33 of 36 people found the following review helpful
Overdue re-release of a superb bands superb third album,
This review is from: Born Sandy Devotional (Audio CD)
I find myself when reviewing certain albums by certain bands using the words "Criminally neglected" a lot. That's probably because I review a lot of bands who are criminally neglected, not that their being criminally neglected would stand up in court like ....but it should. Anyway a particularly pertinent example of this is The Triffids.
The very first review I wrote for Amazon was for The Traffics "Calenture", a sumptuous collection of bruise deep love songs that is one of my favourite things ever. The album that preceded that while lacking "Calenture,s" blue eyed opulent romanticism was "Born Sandy Devotional " which in it's own more arid yet starkly quixotic way is just as superb. Some would even say it's superior. I would contest them on that but not too vociferously.
The late Davis McComb was a truly gifted performer and writer obsessed with the vastness and landscape of his native Australia .Though this album was actually recorded in London it virtually reeks of the outback .Very rarely does one album so tantalisingly encapsulate the ambience , odours and textures of the geography that inspired it. More than any travel documentary "Born Sandy Devotional" imbibes the listener in what it would be like to experience the places these songs exist in. And what songs they are.

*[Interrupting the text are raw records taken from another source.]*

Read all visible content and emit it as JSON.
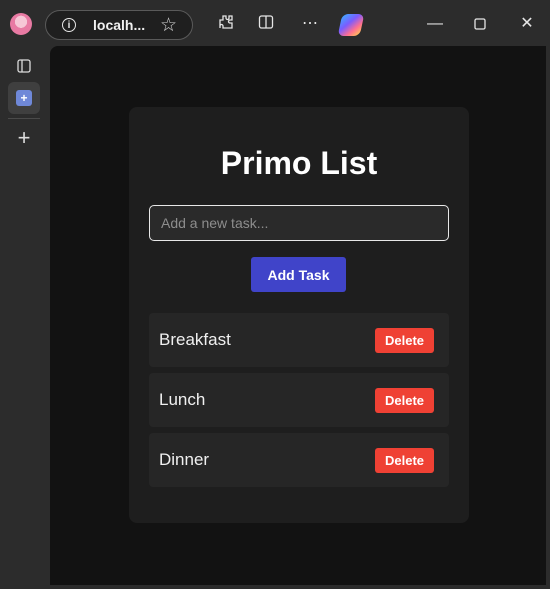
{
  "browser": {
    "url": "localh...",
    "icons": [
      "profile-avatar",
      "info-icon",
      "star-icon",
      "extensions-icon",
      "split-screen-icon",
      "more-icon",
      "copilot-icon",
      "minimize-icon",
      "maximize-icon",
      "close-icon"
    ],
    "sidebar_icons": [
      "tab-actions-icon",
      "tab-favicon",
      "new-tab-icon"
    ]
  },
  "app": {
    "title": "Primo List",
    "input_placeholder": "Add a new task...",
    "input_value": "",
    "add_button_label": "Add Task",
    "delete_label": "Delete",
    "tasks": [
      {
        "label": "Breakfast"
      },
      {
        "label": "Lunch"
      },
      {
        "label": "Dinner"
      }
    ]
  },
  "colors": {
    "accent": "#4044c9",
    "danger": "#ef4134",
    "background": "#121212",
    "card": "#1e1e1e"
  }
}
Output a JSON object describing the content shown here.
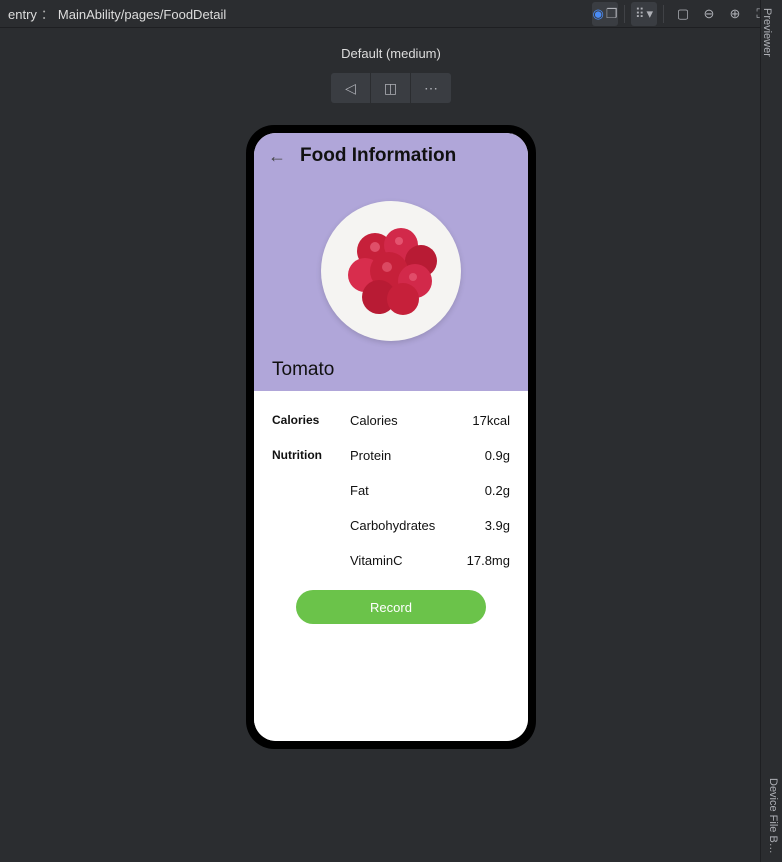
{
  "ide": {
    "path_prefix": "entry",
    "path_sep": "：",
    "path": "MainAbility/pages/FoodDetail",
    "device_label": "Default (medium)",
    "right_tab_label": "Previewer",
    "right_tab_label2": "Device File B…"
  },
  "app": {
    "title": "Food Information",
    "food_name": "Tomato",
    "record_label": "Record",
    "section_cal": "Calories",
    "section_nut": "Nutrition",
    "rows": [
      {
        "label": "Calories",
        "value": "17kcal"
      },
      {
        "label": "Protein",
        "value": "0.9g"
      },
      {
        "label": "Fat",
        "value": "0.2g"
      },
      {
        "label": "Carbohydrates",
        "value": "3.9g"
      },
      {
        "label": "VitaminC",
        "value": "17.8mg"
      }
    ]
  }
}
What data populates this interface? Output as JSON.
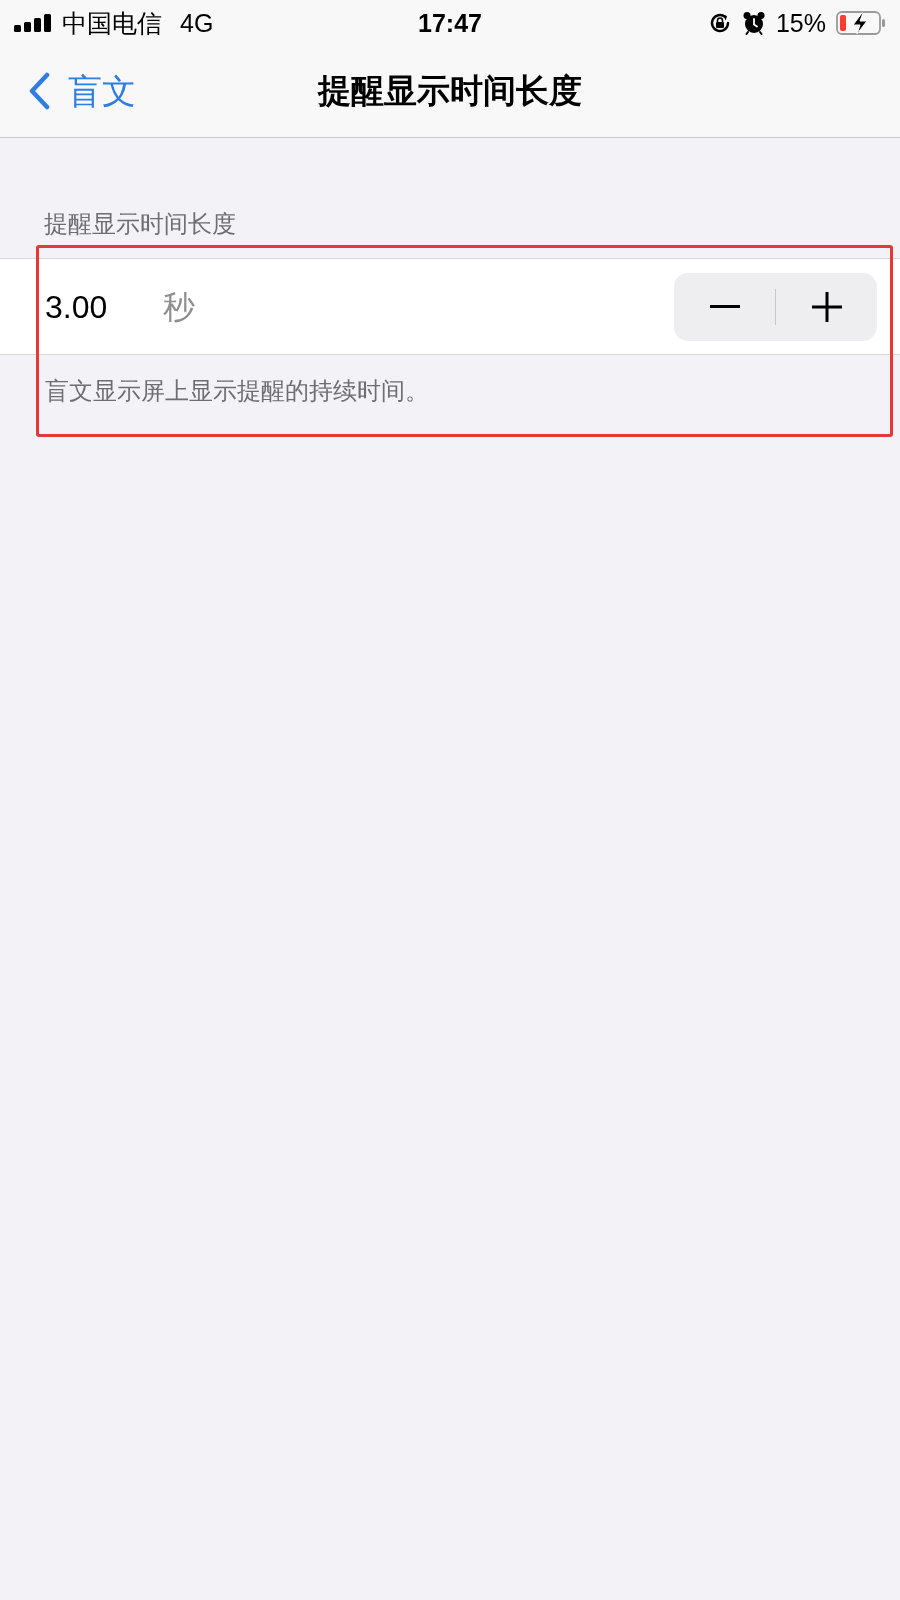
{
  "status_bar": {
    "carrier": "中国电信",
    "network": "4G",
    "time": "17:47",
    "battery_percent": "15%",
    "charging": true
  },
  "nav_bar": {
    "back_label": "盲文",
    "title": "提醒显示时间长度"
  },
  "section": {
    "header": "提醒显示时间长度",
    "value": "3.00",
    "unit": "秒",
    "footer": "盲文显示屏上显示提醒的持续时间。",
    "highlighted": true
  }
}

"Seabirds" is one the great opening numbers of an album. "No foreign pair of dark sun glasses can ever shield you from/ the light that pierces your eyelids /the screaming of the gulls". This song enveloped in pedal steel and ominous strings radiates dramatic friction and the lyrics have that ambiguous yet elegiac frisson that McComb seemed to produce at will. "Estuary Bed" follows with more lush pedal steel from Graham Lee and a beautiful languorous middle eight and yet more memorable couplets. "I know your shape/ our limbs entwined/I know your shape, remember mine." "Chicken Killer" has tumultuous guitar and is considered by some as a weak point of the album but it acts as a more buoyant bridge to the emotionally wracked fare that's to come. "Tarrilup Bridge" is a concise wrought suicide note leading to "Lonely Stretch", an epic road song with more dramatic bilious backing seething like cockroaches on a soiled mattress. "Wide Open Road "has McComb hunting down an ex -lover and her new man. "The Sky was big and empty/my chest filled to explode" he intones over hypnotic spiralling percussion. The swaggering chorus of "Life Of Crime" belies it mixture of regret and incipient desire while "Personal Things" is another haunting lament for someone who isn't there anymore, the albums emotional thematic hub. "Stolen Property" while undoubtedly the albums overwhelming blockbuster is a tremendous song, yet it falls momentarily into over wrought melodrama before the tender and touching brilliance of McCombs vocal for the songs conclusion. "Tender is the Night( The Long Fidelity )" is the clumsily titled closer, sung by Jill Birt who isn't a particularly gifted vocalist but her wispy tones quite suit the songs fragile emanation and the way David McComb weaves his way into the song is just magical.
There are extra tracks promised for this album which makes it a must in my house ( I've always owned this on vinyl ) and there are , I believe, plans to re-release their entire back catalogue over the next 18 months with more extra tracks and other impossibly exciting stuff. About ruddy time if you ask me. Few bands do/did organic fervid rock music as well as The Triffids and in David McComb they had one of the most compelling sages on loves choppy waters with a voice to pound your heart like a punch bag. To paraphrase the great man -those drums will roll off in your forehead, those guns will go off in your chest.